[Page and application data records]
═══

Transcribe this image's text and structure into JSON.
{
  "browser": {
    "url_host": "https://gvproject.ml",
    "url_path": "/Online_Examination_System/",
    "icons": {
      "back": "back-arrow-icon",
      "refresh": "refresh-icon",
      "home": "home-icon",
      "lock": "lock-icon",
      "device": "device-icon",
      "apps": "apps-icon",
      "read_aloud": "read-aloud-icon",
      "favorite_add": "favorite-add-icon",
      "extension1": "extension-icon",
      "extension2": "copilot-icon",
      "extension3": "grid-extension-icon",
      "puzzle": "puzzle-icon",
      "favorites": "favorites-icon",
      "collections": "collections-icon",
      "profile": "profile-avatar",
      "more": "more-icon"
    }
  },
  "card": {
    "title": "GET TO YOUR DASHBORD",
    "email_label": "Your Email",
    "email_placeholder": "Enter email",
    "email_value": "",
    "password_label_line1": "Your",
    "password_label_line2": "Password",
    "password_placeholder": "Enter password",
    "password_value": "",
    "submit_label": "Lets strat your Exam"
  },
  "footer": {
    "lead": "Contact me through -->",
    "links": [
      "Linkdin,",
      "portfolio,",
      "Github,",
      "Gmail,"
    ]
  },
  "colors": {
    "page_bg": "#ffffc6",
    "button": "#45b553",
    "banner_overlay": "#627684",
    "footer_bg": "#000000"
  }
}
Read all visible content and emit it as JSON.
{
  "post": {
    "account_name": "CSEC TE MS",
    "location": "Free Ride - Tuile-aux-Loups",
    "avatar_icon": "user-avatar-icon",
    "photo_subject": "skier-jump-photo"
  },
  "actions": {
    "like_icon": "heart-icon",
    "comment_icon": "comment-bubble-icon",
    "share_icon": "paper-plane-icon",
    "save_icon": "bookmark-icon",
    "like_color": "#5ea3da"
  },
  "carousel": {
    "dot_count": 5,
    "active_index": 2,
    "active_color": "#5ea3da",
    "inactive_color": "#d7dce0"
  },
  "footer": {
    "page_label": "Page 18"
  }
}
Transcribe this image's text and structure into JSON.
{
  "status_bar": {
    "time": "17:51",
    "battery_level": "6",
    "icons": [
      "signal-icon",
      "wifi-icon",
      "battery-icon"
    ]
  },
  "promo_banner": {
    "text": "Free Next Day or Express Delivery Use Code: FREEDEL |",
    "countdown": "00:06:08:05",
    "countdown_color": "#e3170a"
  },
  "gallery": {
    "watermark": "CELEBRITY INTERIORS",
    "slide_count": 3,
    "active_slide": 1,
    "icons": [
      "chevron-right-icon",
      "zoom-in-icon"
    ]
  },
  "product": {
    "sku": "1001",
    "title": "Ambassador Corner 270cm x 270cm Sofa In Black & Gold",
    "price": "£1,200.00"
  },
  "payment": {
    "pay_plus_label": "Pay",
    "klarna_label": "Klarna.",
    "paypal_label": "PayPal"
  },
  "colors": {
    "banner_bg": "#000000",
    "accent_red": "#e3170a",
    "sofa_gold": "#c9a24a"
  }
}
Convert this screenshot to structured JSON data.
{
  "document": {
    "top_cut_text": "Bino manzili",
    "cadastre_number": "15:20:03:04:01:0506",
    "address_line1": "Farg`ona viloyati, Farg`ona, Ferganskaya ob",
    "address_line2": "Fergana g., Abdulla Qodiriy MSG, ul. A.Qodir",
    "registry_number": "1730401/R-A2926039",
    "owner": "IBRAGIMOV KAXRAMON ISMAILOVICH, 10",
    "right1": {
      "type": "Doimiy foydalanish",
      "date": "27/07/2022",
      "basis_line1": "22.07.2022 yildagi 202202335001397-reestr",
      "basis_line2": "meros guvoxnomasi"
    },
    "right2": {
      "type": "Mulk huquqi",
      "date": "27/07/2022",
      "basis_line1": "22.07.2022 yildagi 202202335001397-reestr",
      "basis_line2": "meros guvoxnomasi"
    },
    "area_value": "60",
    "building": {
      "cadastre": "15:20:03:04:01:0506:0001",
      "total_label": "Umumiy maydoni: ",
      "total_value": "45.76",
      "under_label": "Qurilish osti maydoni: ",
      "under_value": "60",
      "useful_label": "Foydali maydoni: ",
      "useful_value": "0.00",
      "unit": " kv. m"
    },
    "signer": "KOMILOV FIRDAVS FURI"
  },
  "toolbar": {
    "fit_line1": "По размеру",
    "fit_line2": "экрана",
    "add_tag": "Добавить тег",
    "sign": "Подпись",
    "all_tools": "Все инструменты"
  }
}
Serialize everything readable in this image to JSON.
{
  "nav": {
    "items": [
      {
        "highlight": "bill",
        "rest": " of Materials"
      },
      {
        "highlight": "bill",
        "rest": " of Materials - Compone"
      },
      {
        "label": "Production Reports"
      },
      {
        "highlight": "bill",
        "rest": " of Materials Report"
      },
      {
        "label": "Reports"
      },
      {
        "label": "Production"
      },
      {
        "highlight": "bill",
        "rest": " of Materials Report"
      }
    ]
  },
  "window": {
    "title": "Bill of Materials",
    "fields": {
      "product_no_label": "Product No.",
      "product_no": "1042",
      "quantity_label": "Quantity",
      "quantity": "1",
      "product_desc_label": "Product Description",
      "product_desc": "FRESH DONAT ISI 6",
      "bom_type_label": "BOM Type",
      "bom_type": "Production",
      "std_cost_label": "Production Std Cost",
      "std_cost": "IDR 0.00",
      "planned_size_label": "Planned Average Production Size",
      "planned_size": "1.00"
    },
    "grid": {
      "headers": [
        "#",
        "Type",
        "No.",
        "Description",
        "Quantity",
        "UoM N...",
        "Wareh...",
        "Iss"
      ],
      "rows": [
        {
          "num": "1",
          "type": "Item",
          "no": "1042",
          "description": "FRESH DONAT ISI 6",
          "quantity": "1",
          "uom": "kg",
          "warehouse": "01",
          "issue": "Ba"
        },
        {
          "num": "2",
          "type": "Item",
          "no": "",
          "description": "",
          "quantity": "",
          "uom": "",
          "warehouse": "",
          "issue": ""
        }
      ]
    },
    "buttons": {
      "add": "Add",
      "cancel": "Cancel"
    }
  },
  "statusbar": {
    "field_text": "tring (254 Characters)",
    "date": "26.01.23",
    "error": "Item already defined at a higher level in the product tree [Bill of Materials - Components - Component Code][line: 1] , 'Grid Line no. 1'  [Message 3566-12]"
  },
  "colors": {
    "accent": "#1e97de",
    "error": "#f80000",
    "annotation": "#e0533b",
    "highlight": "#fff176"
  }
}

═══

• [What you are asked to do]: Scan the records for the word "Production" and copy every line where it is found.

• [Response to this task]:
        "label": "Production Reports"
        "label": "Production"
      "bom_type": "Production",
      "std_cost_label": "Production Std Cost",
      "planned_size_label": "Planned Average Production Size",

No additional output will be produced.